- _YOUR INSTRUCTIONS_
Go over the records and copy every line with the string "settings".

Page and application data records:
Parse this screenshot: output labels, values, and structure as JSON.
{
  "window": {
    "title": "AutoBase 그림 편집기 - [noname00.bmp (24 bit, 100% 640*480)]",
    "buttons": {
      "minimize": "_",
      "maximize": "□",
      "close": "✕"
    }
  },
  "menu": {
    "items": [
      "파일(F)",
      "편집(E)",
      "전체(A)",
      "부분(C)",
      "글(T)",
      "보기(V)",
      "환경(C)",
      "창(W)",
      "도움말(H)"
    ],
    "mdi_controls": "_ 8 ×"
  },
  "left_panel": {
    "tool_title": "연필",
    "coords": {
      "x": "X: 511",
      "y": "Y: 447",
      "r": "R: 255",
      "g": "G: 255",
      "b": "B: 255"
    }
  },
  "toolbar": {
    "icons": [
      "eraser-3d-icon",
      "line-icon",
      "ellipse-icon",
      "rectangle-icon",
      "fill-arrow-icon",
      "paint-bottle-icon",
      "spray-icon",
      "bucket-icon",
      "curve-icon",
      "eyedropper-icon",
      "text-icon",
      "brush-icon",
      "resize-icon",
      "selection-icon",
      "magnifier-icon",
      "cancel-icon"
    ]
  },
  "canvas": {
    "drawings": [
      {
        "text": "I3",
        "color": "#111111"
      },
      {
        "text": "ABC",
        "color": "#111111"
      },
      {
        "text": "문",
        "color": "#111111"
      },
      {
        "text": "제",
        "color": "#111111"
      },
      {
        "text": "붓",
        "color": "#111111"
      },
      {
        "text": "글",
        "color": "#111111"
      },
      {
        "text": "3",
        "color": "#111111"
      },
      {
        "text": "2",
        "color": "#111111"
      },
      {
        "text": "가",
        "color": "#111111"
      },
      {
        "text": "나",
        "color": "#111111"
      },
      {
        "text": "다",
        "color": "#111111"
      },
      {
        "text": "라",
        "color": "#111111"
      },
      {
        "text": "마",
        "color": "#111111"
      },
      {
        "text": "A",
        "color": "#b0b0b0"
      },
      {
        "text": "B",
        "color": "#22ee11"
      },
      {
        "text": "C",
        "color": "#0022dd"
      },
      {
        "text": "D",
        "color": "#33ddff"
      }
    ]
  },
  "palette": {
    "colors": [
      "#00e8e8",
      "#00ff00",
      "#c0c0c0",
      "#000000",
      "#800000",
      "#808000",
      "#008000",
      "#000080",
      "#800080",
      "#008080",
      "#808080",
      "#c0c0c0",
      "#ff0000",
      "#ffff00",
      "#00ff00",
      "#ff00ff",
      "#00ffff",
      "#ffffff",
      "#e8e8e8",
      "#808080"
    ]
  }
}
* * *
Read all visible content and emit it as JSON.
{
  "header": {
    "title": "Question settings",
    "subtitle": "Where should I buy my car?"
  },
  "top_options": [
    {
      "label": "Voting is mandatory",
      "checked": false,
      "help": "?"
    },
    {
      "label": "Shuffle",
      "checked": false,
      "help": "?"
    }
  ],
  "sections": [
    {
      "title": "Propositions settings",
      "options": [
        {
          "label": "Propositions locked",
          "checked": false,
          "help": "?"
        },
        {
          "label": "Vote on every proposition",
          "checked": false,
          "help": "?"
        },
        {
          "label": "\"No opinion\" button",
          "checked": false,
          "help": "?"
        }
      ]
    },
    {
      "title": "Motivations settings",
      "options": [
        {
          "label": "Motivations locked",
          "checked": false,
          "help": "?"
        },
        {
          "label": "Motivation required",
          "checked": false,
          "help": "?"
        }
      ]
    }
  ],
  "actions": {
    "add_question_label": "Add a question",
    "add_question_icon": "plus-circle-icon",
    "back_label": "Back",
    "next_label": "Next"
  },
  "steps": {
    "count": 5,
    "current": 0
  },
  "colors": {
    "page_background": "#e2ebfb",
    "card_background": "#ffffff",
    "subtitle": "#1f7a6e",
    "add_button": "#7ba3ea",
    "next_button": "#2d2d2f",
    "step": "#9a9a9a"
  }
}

- _EXERCISE RESULT_
    "title": "Question settings",
      "title": "Propositions settings",
      "title": "Motivations settings",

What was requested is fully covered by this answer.